  • Advocate self-care – Refer to our Health Topics section for great tips to help your students be physically and emotionally healthy at Cornell. Give a prompt in the fall for your student to get a seasonal flu vaccination before flu season hits.
  • Encourage seeking medical / mental health care if they need it – If your student gets sick or injured, urge them to schedule a health care appointment and visit the Cornell Health Pharmacy for supplies. If they need support, encourage them to see a Cornell Health counselor, or take advantage of our Let’s Talk walk-in hours. (More resources for support are available on the university's Mental Health at Cornell website.) 
  • Balance respect for privacy and offers of support – Assure your student of your respect for their privacy as they begin to navigate their own health care. Your advice, support, and/or financial assistance will continue to be important to their wellbeing, so talk now about how you will balance the needs for privacy and  support before health issues arise.
  • Promote problem-solving skills – Help your student think about how to approach a problem and weigh the pros and cons of possible solutions. Remind them that facing challenges, disappointments, and even failures are part of life, and can actually help us grow. Visit our Building Resilience page for more ideas.
  • Set realistic expectations – Adjusting to university life is a difficult transition, which can be reflected in a student's academic performance. Not every "A" high school student will be an "A" college student – especially at Cornell. Be supportive and focus on your student's development rather than performance (as long as they’re meeting their basic academic requirements). Praise the effort, not the outcome. Remind them of their value beyond a test score.
  • Learn about symptoms of distress – Visit our Concern for Others page for signs that indicate your student may be having trouble coping, and needs help. 

If you're concerned about your student

Non-urgent concerns:

Student Support and Advocacy Services (SSAS) in the Dean of Students Office receives and responds to concerns about students in distress – from family members, faculty, staff, and peers. When you contact SSAS, a Care Manager will reach out to the student and to you, as needed, and will collaborate with campus partners (including Cornell Health, when appropriate) to provide support for the student.  

SSAS is available Monday-Friday, 8:00 am – 5:00 pm:

Urgent concerns (24/7):

If your concern is urgent, contact Cornell’s Public Safety Communications Center. This office connects callers with appropriate resources, including emergency response / ambulance, the Cornell Administrator on-Call, the Community Response Team, CU Police, and other resources. 

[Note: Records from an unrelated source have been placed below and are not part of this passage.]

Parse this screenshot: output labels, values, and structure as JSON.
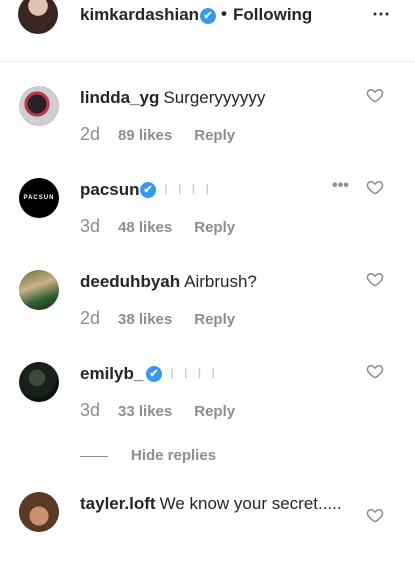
{
  "post_header": {
    "username": "kimkardashian",
    "separator": "•",
    "follow_status": "Following",
    "more_icon": "⋯"
  },
  "comments": [
    {
      "username": "lindda_yg",
      "text": "Surgeryyyyyy",
      "time": "2d",
      "likes": "89 likes",
      "reply": "Reply",
      "verified": false
    },
    {
      "username": "pacsun",
      "text": "",
      "redacted": "I I I I",
      "time": "3d",
      "likes": "48 likes",
      "reply": "Reply",
      "verified": true,
      "avatar_text": "PACSUN",
      "more_icon": "•••"
    },
    {
      "username": "deeduhbyah",
      "text": "Airbrush?",
      "time": "2d",
      "likes": "38 likes",
      "reply": "Reply",
      "verified": false
    },
    {
      "username": "emilyb_",
      "text": "",
      "redacted": "I I I I",
      "time": "3d",
      "likes": "33 likes",
      "reply": "Reply",
      "verified": true
    }
  ],
  "hide_replies_label": "Hide replies",
  "last_comment": {
    "username": "tayler.loft",
    "text": "We know your secret....."
  },
  "icons": {
    "heart": "heart-outline-icon",
    "verified": "verified-badge-icon",
    "check": "✔"
  },
  "colors": {
    "verified": "#3897f0",
    "muted": "#8e8e8e",
    "text": "#262626"
  }
}
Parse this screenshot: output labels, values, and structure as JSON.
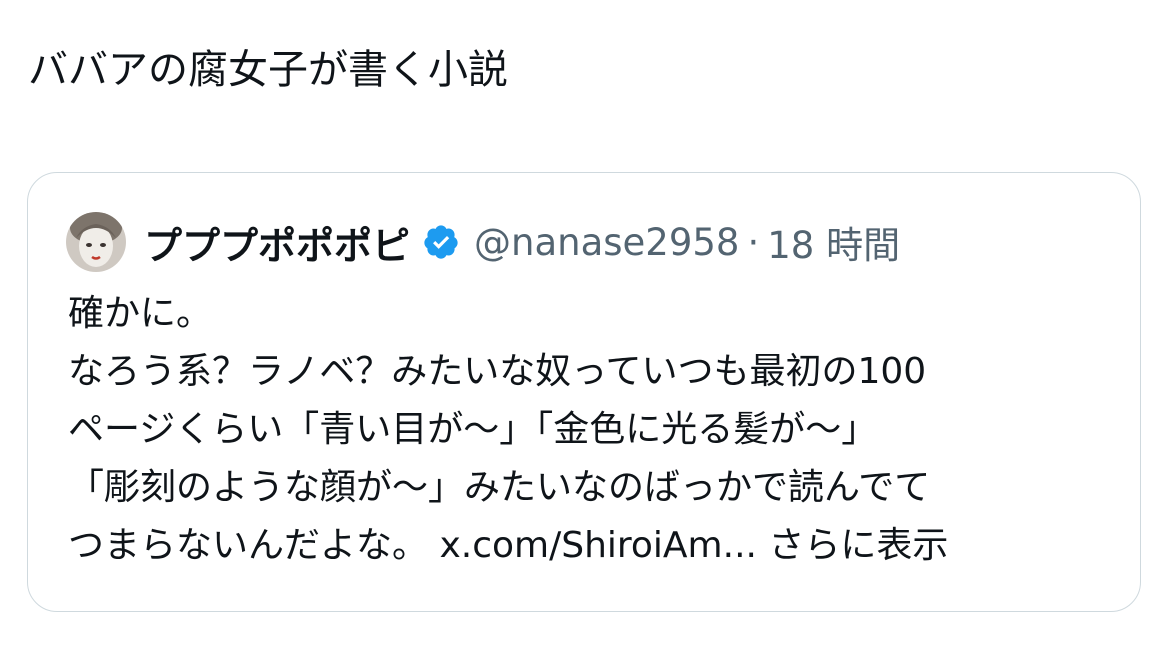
{
  "post": {
    "text": "ババアの腐女子が書く小説"
  },
  "quote": {
    "display_name": "プププポポポピ",
    "verified_icon": "verified-badge-icon",
    "verified_color": "#1d9bf0",
    "handle": "@nanase2958",
    "separator": "·",
    "timestamp": "18 時間",
    "lines": [
      "確かに。",
      "なろう系？ラノベ？みたいな奴っていつも最初の100",
      "ページくらい「青い目が〜」「金色に光る髪が〜」",
      "「彫刻のような顔が〜」みたいなのばっかで読んでて"
    ],
    "last_line_text": "つまらないんだよな。 ",
    "link": "x.com/ShiroiAm...",
    "show_more": "さらに表示"
  }
}
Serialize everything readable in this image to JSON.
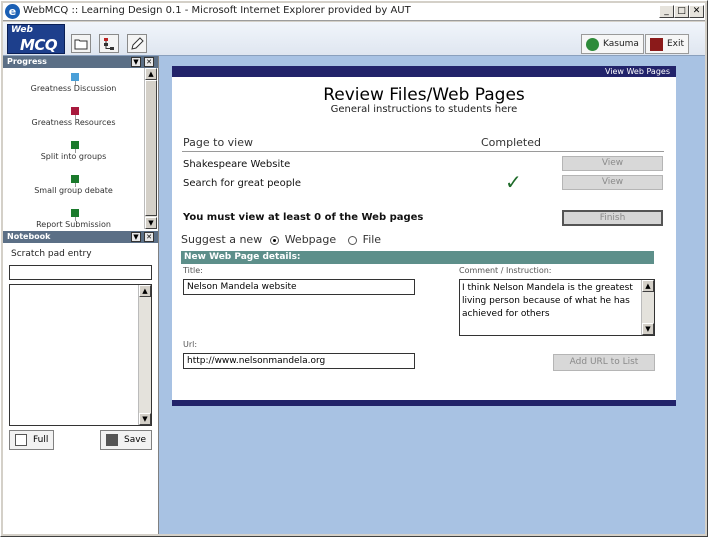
{
  "window": {
    "title": "WebMCQ :: Learning Design 0.1 - Microsoft Internet Explorer provided by AUT"
  },
  "toolbar": {
    "logo_web": "Web",
    "logo_mcq": "MCQ",
    "user_label": "Kasuma",
    "exit_label": "Exit"
  },
  "progress": {
    "header": "Progress",
    "steps": [
      {
        "label": "Greatness Discussion",
        "color": "#4a9fd8"
      },
      {
        "label": "Greatness Resources",
        "color": "#a8193d"
      },
      {
        "label": "Split into groups",
        "color": "#1b7a2c"
      },
      {
        "label": "Small group debate",
        "color": "#1b7a2c"
      },
      {
        "label": "Report Submission",
        "color": "#1b7a2c"
      }
    ]
  },
  "notebook": {
    "header": "Notebook",
    "scratch_label": "Scratch pad entry",
    "full_label": "Full",
    "save_label": "Save"
  },
  "review": {
    "view_web_pages": "View Web Pages",
    "title": "Review Files/Web Pages",
    "subtitle": "General instructions to students here",
    "col_page": "Page to view",
    "col_completed": "Completed",
    "rows": [
      {
        "label": "Shakespeare Website",
        "button": "View",
        "completed": false
      },
      {
        "label": "Search for great people",
        "button": "View",
        "completed": true
      }
    ],
    "check_glyph": "✓",
    "must_view": "You must view at least 0 of the Web pages",
    "finish_label": "Finish",
    "suggest_label": "Suggest a new",
    "opt_webpage": "Webpage",
    "opt_file": "File",
    "details_header": "New Web Page details:",
    "title_label": "Title:",
    "title_value": "Nelson Mandela website",
    "comment_label": "Comment / Instruction:",
    "comment_value": "I think Nelson Mandela is the greatest living person because of what he has achieved for others",
    "url_label": "Url:",
    "url_value": "http://www.nelsonmandela.org",
    "add_url_label": "Add URL to List"
  }
}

  • Call 607-255-1111 (24/7)
  • Or call 911 (connects to Cornell Public Safety from a campus phone and local emergency dispatch from other phones)